■ **SUPPLIED DATA**:
------
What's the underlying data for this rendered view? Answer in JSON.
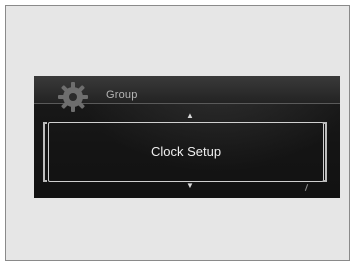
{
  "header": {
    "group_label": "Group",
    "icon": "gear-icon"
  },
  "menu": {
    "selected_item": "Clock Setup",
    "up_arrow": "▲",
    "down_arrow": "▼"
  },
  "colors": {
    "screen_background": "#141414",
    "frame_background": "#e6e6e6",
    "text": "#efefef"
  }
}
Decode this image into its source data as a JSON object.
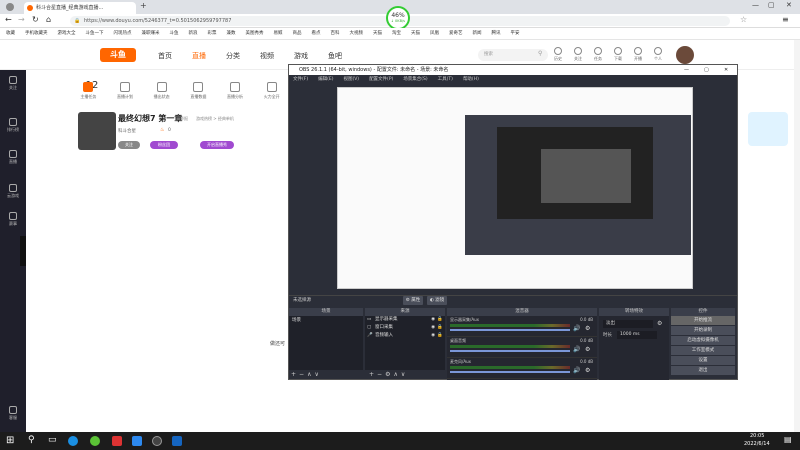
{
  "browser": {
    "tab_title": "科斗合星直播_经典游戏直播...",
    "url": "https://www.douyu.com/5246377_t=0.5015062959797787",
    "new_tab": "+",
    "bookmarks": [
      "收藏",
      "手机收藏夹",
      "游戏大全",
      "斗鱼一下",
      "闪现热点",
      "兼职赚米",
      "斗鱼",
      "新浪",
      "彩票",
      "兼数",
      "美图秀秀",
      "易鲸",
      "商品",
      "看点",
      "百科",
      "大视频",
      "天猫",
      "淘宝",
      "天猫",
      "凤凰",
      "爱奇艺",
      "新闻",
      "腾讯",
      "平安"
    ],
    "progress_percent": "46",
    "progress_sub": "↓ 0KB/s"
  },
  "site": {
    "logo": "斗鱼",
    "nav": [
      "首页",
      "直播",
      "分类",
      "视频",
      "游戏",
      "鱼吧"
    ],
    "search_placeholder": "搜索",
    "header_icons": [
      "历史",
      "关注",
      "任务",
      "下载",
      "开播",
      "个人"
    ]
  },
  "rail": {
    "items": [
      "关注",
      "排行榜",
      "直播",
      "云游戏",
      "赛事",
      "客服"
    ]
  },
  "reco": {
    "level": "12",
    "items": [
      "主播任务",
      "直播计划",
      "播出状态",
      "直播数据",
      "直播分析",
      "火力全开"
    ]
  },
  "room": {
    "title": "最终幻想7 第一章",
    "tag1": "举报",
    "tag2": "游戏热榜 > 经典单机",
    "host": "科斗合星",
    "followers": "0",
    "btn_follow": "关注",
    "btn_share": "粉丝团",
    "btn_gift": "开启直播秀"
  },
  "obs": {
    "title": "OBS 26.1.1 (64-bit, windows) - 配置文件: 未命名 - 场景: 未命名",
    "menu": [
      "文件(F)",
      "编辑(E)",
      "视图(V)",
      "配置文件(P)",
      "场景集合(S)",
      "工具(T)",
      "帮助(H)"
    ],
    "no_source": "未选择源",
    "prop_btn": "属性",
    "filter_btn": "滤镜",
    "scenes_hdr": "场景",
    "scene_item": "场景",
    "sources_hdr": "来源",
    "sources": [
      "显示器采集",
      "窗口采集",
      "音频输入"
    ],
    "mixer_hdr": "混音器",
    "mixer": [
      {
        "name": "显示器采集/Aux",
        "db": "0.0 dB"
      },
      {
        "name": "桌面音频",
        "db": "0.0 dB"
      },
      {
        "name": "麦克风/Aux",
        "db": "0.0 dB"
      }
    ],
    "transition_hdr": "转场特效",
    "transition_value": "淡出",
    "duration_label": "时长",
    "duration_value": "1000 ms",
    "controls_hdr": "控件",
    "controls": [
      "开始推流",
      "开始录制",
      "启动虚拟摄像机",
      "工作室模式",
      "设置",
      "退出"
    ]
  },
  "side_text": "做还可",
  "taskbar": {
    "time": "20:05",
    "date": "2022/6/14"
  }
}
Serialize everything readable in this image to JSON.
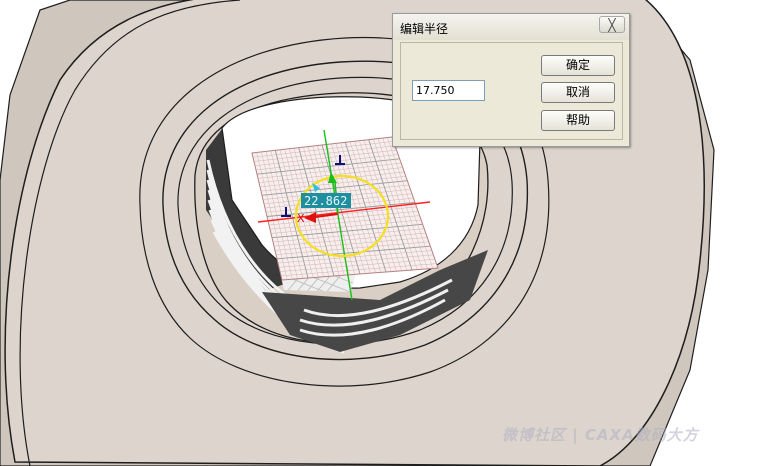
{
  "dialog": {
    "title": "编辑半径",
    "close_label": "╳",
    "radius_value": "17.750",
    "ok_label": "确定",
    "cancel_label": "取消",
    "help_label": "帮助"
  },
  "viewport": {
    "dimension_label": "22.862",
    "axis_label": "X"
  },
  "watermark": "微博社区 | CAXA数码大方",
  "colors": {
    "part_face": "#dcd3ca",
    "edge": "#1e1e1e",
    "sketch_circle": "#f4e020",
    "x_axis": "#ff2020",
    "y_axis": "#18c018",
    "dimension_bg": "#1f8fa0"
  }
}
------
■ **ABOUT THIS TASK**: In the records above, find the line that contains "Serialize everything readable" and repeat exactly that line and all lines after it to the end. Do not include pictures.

■ **RESPONSE TO THIS TASK**:
Serialize everything readable in this image to JSON.
{
  "dialog": {
    "title": "编辑半径",
    "close_label": "╳",
    "radius_value": "17.750",
    "ok_label": "确定",
    "cancel_label": "取消",
    "help_label": "帮助"
  },
  "viewport": {
    "dimension_label": "22.862",
    "axis_label": "X"
  },
  "watermark": "微博社区 | CAXA数码大方",
  "colors": {
    "part_face": "#dcd3ca",
    "edge": "#1e1e1e",
    "sketch_circle": "#f4e020",
    "x_axis": "#ff2020",
    "y_axis": "#18c018",
    "dimension_bg": "#1f8fa0"
  }
}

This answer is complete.